In one of the highest turnouts in recent ballots, members of the National Association of Head Teachers (NAHT) have voted overwhelmingly to strike over proposals to cut pensions.
The NAHT may now join fellow public sector workers and teaching union colleagues on the picket lines on November 30. It is the first time in the union’s 114-year history that its members have voted to strike.
More than 53.6 per cent per cent of the union’s membership took part in the ballot with a massive 75.8 per cent of them voting 'yes' – testimony to the intensity of feeling over an issue which many school leaders see primarily as a threat to staff recruitment and retention and ultimately, therefore, as a threat to educational standards for the nation’s children.
Russell Hobby, general secretary of the NAHT: “In many ways this is an unhappy milestone. I have spoken at length to many school leaders and not one has been anything other than upset and sometimes downright angry that they have been forced into this situation as the only way to stand up for the profession and standards.

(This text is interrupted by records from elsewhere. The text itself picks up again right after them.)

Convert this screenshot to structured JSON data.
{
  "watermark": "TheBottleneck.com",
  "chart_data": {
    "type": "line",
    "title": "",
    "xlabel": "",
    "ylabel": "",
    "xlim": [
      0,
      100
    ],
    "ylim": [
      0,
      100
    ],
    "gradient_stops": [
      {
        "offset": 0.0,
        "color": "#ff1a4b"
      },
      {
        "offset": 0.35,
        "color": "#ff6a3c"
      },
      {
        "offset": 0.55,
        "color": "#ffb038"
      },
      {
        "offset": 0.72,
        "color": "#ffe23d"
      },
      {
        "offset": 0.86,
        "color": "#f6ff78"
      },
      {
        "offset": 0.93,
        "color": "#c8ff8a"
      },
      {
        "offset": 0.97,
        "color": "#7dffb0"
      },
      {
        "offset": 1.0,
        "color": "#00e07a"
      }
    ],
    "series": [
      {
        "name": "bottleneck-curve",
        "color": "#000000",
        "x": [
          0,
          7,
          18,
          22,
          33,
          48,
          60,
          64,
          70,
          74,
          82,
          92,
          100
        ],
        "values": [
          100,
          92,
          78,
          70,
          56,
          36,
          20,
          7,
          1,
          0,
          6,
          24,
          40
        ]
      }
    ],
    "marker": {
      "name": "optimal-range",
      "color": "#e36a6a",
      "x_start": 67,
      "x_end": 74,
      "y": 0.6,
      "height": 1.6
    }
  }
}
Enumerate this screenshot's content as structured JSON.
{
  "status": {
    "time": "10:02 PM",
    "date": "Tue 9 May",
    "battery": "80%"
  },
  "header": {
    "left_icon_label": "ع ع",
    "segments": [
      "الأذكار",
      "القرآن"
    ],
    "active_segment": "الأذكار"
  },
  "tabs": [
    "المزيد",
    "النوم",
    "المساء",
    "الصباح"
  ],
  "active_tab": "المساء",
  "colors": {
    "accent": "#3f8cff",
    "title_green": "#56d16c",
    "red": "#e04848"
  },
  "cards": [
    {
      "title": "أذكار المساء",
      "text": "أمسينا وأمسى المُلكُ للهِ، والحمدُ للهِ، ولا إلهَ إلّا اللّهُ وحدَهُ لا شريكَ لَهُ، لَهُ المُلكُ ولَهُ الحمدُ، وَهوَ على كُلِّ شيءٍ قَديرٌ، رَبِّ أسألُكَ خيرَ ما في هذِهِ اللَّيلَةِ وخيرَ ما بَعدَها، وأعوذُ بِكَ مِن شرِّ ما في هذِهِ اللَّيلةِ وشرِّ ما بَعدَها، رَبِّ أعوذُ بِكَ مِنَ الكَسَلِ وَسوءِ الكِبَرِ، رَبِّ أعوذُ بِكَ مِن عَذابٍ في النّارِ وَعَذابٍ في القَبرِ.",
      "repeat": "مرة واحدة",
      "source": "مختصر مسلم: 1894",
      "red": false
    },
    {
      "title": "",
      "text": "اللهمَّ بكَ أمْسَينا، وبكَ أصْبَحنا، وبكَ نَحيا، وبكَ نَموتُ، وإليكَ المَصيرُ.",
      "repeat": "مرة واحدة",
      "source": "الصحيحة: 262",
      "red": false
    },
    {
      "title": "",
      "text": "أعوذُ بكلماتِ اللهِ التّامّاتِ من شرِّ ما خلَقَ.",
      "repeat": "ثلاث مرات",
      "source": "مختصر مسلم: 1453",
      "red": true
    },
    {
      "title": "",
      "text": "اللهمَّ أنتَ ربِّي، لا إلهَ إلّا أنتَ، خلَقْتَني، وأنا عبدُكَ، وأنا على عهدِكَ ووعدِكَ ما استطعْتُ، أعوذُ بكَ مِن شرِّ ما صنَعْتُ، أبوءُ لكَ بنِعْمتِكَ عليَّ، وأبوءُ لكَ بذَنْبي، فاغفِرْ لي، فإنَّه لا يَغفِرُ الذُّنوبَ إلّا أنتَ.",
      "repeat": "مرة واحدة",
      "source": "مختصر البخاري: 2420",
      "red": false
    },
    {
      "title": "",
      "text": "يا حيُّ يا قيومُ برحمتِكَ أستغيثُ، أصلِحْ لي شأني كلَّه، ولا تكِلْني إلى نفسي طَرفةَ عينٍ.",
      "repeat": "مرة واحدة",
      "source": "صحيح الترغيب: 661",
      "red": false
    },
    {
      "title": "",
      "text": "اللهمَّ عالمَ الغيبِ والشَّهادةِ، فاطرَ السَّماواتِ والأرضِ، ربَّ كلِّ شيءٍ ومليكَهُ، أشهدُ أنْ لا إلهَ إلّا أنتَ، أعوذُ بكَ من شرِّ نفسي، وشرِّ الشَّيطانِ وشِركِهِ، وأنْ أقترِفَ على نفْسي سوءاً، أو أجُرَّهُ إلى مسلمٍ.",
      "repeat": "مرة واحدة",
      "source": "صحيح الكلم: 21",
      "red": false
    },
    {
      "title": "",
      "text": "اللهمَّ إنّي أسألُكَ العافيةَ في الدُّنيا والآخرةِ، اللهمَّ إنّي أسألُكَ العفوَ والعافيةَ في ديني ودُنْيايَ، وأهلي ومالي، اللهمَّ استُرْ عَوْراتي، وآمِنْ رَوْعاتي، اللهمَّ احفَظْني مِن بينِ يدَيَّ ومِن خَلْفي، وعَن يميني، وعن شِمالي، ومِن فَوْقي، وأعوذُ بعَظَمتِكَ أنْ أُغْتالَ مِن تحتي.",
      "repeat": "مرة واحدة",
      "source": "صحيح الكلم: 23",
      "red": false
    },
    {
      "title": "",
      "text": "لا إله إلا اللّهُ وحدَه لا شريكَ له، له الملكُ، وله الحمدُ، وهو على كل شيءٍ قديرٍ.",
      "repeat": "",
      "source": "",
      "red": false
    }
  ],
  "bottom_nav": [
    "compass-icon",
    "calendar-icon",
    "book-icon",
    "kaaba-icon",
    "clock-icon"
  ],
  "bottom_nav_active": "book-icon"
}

"We welcome the government's recent concessions as marking, finally, the start of genuine negotiations. It is sad that it has taken this long, but it is a start. We would like to avoid action if at all possible and will be negotiating intensely and in good faith in the run up to the 30th.
"Although the government has lessened some of the damage of its proposals there are still a number of significant obstacles. In particular, around half of the profession is unprotected by the '10 year' arrangements. We are in this for the whole profession, not just those close to retirement. We want to ensure that those with a full career ahead of them are treated fairly. At the moment, they are not. They face large cuts to their income in retirement, in return for working harder and longer.
"The government has tried to pit private against public sector in its rhetoric, risking a race to the bottom despite promises to the contrary and despite evidence that the pay of many leaders in the public sector (including pensions) is less than their skills could earn in the private sector.
“Teachers are already doing their bit to address the economic downturn by accepting a pay freeze and sharing the burdens of a strapped economy along with every other tax payer. The pay freeze is saving the government hundreds of millions. The proposed cuts are unfair, ill thought-through and purely being used to pay for the mistakes of the financial sector."
A full breakdown of the ballot result is available here.
Page Published: 09/11/2011